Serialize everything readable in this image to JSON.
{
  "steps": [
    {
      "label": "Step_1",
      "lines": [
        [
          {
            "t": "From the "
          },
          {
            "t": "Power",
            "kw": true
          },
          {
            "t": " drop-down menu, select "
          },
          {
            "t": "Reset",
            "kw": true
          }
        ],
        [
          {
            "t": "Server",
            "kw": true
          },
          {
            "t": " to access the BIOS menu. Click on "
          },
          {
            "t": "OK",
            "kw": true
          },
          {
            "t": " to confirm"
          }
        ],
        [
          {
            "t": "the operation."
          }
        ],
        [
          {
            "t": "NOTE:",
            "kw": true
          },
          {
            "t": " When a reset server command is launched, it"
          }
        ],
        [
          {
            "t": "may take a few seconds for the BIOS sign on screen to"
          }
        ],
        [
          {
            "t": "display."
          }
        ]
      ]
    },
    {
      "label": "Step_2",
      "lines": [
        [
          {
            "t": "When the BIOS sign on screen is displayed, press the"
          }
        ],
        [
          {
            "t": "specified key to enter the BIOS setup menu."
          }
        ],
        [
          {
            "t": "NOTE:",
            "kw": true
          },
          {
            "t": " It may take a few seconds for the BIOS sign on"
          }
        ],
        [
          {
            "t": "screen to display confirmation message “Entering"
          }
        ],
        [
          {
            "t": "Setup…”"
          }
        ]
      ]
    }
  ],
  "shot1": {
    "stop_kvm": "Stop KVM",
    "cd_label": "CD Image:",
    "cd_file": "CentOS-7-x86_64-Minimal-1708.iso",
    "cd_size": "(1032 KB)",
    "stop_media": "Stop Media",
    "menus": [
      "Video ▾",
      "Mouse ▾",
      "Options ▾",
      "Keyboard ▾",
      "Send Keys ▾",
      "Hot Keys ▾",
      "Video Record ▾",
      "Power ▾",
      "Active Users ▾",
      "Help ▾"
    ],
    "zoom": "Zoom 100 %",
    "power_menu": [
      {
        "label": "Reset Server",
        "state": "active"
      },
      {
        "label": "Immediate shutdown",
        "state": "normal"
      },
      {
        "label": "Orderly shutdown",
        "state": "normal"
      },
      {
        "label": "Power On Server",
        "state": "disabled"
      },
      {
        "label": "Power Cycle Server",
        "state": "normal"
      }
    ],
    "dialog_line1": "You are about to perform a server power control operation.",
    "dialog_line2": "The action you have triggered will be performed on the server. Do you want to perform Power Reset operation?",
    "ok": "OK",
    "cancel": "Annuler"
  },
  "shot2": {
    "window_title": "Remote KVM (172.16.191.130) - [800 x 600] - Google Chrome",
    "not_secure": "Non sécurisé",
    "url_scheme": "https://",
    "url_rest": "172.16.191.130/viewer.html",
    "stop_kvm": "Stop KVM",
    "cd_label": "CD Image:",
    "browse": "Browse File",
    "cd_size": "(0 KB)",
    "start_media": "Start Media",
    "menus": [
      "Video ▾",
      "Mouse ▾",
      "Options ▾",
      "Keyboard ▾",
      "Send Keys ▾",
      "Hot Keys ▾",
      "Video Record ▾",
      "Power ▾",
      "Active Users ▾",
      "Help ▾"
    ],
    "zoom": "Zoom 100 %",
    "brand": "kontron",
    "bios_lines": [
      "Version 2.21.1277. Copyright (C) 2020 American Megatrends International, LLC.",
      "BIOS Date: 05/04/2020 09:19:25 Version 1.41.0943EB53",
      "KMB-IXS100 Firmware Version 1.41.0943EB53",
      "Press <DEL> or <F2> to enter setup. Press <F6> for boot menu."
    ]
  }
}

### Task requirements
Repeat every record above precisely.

### Task solution
Serialize everything readable in this image to JSON.
{
  "steps": [
    {
      "label": "Step_1",
      "lines": [
        [
          {
            "t": "From the "
          },
          {
            "t": "Power",
            "kw": true
          },
          {
            "t": " drop-down menu, select "
          },
          {
            "t": "Reset",
            "kw": true
          }
        ],
        [
          {
            "t": "Server",
            "kw": true
          },
          {
            "t": " to access the BIOS menu. Click on "
          },
          {
            "t": "OK",
            "kw": true
          },
          {
            "t": " to confirm"
          }
        ],
        [
          {
            "t": "the operation."
          }
        ],
        [
          {
            "t": "NOTE:",
            "kw": true
          },
          {
            "t": " When a reset server command is launched, it"
          }
        ],
        [
          {
            "t": "may take a few seconds for the BIOS sign on screen to"
          }
        ],
        [
          {
            "t": "display."
          }
        ]
      ]
    },
    {
      "label": "Step_2",
      "lines": [
        [
          {
            "t": "When the BIOS sign on screen is displayed, press the"
          }
        ],
        [
          {
            "t": "specified key to enter the BIOS setup menu."
          }
        ],
        [
          {
            "t": "NOTE:",
            "kw": true
          },
          {
            "t": " It may take a few seconds for the BIOS sign on"
          }
        ],
        [
          {
            "t": "screen to display confirmation message “Entering"
          }
        ],
        [
          {
            "t": "Setup…”"
          }
        ]
      ]
    }
  ],
  "shot1": {
    "stop_kvm": "Stop KVM",
    "cd_label": "CD Image:",
    "cd_file": "CentOS-7-x86_64-Minimal-1708.iso",
    "cd_size": "(1032 KB)",
    "stop_media": "Stop Media",
    "menus": [
      "Video ▾",
      "Mouse ▾",
      "Options ▾",
      "Keyboard ▾",
      "Send Keys ▾",
      "Hot Keys ▾",
      "Video Record ▾",
      "Power ▾",
      "Active Users ▾",
      "Help ▾"
    ],
    "zoom": "Zoom 100 %",
    "power_menu": [
      {
        "label": "Reset Server",
        "state": "active"
      },
      {
        "label": "Immediate shutdown",
        "state": "normal"
      },
      {
        "label": "Orderly shutdown",
        "state": "normal"
      },
      {
        "label": "Power On Server",
        "state": "disabled"
      },
      {
        "label": "Power Cycle Server",
        "state": "normal"
      }
    ],
    "dialog_line1": "You are about to perform a server power control operation.",
    "dialog_line2": "The action you have triggered will be performed on the server. Do you want to perform Power Reset operation?",
    "ok": "OK",
    "cancel": "Annuler"
  },
  "shot2": {
    "window_title": "Remote KVM (172.16.191.130) - [800 x 600] - Google Chrome",
    "not_secure": "Non sécurisé",
    "url_scheme": "https://",
    "url_rest": "172.16.191.130/viewer.html",
    "stop_kvm": "Stop KVM",
    "cd_label": "CD Image:",
    "browse": "Browse File",
    "cd_size": "(0 KB)",
    "start_media": "Start Media",
    "menus": [
      "Video ▾",
      "Mouse ▾",
      "Options ▾",
      "Keyboard ▾",
      "Send Keys ▾",
      "Hot Keys ▾",
      "Video Record ▾",
      "Power ▾",
      "Active Users ▾",
      "Help ▾"
    ],
    "zoom": "Zoom 100 %",
    "brand": "kontron",
    "bios_lines": [
      "Version 2.21.1277. Copyright (C) 2020 American Megatrends International, LLC.",
      "BIOS Date: 05/04/2020 09:19:25 Version 1.41.0943EB53",
      "KMB-IXS100 Firmware Version 1.41.0943EB53",
      "Press <DEL> or <F2> to enter setup. Press <F6> for boot menu."
    ]
  }
}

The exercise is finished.